For this much maligned offensive line, it was a clean game against a front that had caused its share of problems for offenses this season. Tackles Free and Colombo were extremely steady and workmanlike against Osi Umenyiora and Justin Tuck in the running and passing games. Davis, who is usually exposed at guard with quick movement or games with down linemen and linebackers, did not have the type of errors that we are so accustomed seeing this season. Gurode didn’t play slow-footed or get overextended when trying to get to the second level or adjusting in pass protection.

Felix Jones and Marion Barber ran the ball with purpose and didn’t miss the opportunity to take advantage of the holes that were there. Jon Kitna made critical throws to receivers who found space in a secondary that for the last five weeks had been holding offenses in check with tight coverage.

On the defensive side of the ball, I was impressed with the ability of the secondary to hold up despite losing the starting corners at points during the game.

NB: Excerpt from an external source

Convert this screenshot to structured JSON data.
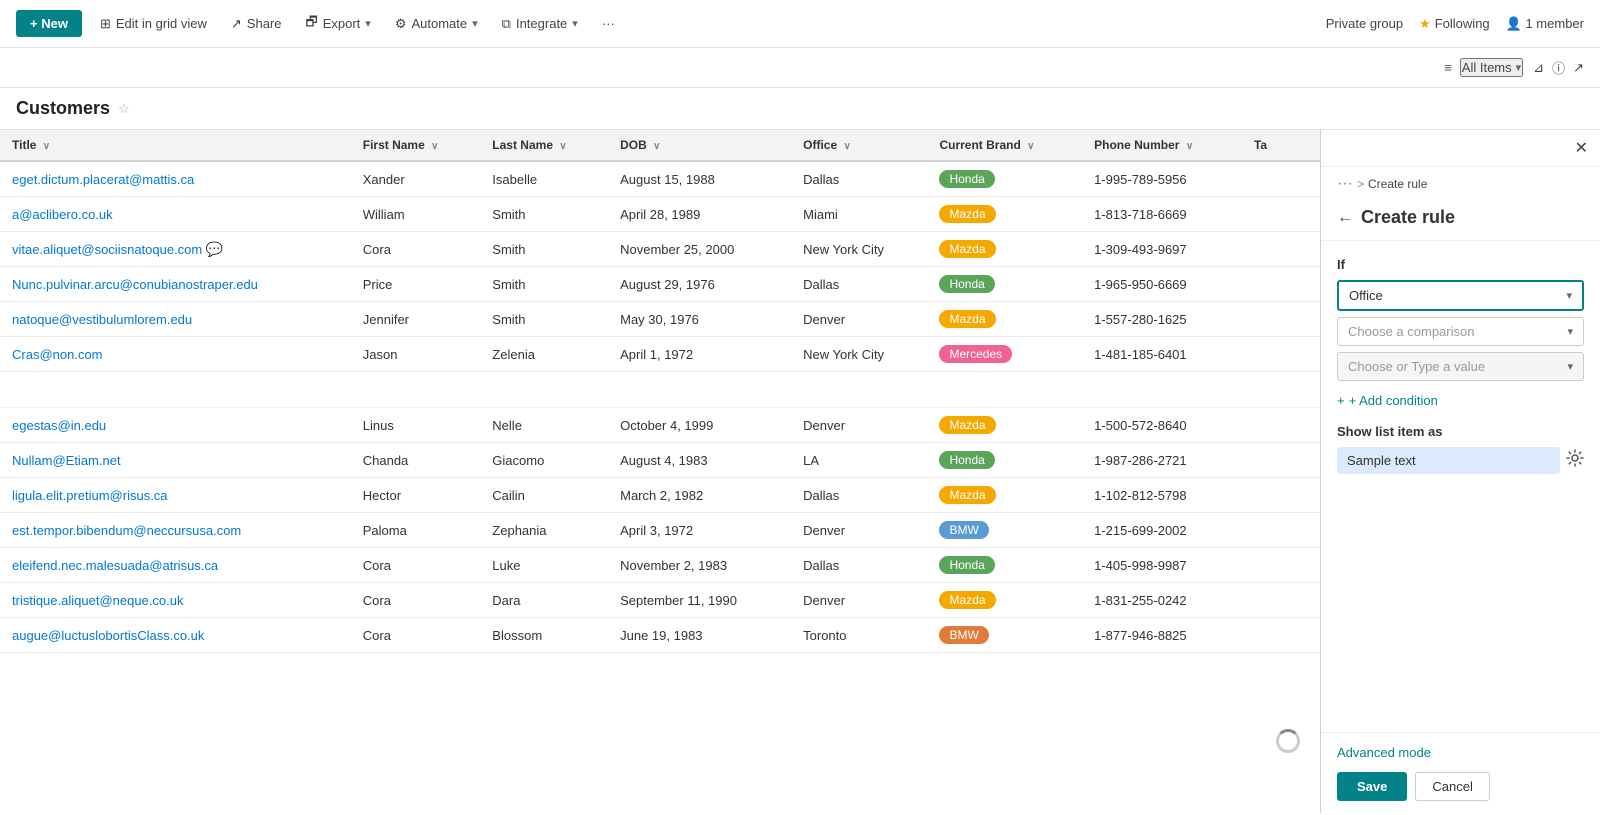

When the Giants fell behind and the running game was not going to be a factor, the game shifted into how well Orlando Scandrick and Bryan McCann would hold up on the outside.

Scandrick has had his share of troubles this season, but for the role in this game of playing nickel corner and on the outside, he held up quite well. His tackling saved the defense from extra snaps by the Giants.

McCann, in my view, should have been on the 53 when they broke camp due to his performance in training camp. He is aggressive, smart, and plays with a great deal of skill. McCann is not afraid and again, you could see these traits in training camp.

On his 101-yard interception return, the Giants line up in a bunch formation to the right with Mario Manningham, Kevin Boss and Travis Beckum to that side. On the opposite side, five yards off the sideline is Hakeem Nicks with McCann lined up inside eye. The Cowboys have five defensive backs in the game. At the snap, Scandrick comes off the slot to the right of Manning on the blitz, leaving Ball and Sensabaugh to cover Boss, Manningham and Beckum. If Manning looks to his right, he has three on two to that side and it’s an easy touchdown.

Manning’s eyes are on Nicks the entire time. Nicks tries to break inside but McCann jams him with his right hand, then begins to adjust inside cutting him off. Manning has so much confidence in Nicks that he throws the ball regardless of McCann’s position. McCann has cleanly beaten Nicks and the ball hits him between the 3 and the 7 of his jersey and he begins to set sail for the goal line and a history-making interception return.

With 10:28 left in the fourth quarter, Giants coach Tom Coughlin decides to go for a fourth-and-1 from the Cowboys’ 42 after Sensabaugh made a first-down saving tackle on Boss’ circus catch that almost converted a third-and-20 for the Giants.

On the fourth down call, the Giants go unbalanced line to the left, moving right tackle Kareem McKenzie to the other side next to Shawn Andrews and Kevin Boothe. Fullback Bear Pascoe is offset to the left and linebacker Bradie James sees the unbalanced line and adjusts the defensive line to the right. Presnap, DeMarcus Ware jumps offsides but manages to get back. At the snap, the Giants block their line to the right or backside, Pascoe tries to lead on Ware on the outside, guard Chris Snee pulls from the right to the left but is unable to handle in the hole. James reacts to the flow his way and meets Jacobs in the hole along with Barry Church for no gain and the ball goes over on downs.

Just one final note on this Cowboys’ defense: New defensive coordinator Paul Pasqualoni made the adjustment to play more zone coverage instead of the normal amount of man coverage that they had played under Wade Phillips. Phillips in his nickel package played a great deal of man coverage. In this game, Pasqualoni used zone coverage over 25 times to help his secondary in the game which helped limit the big plays that the Giants tend to make in the passing game.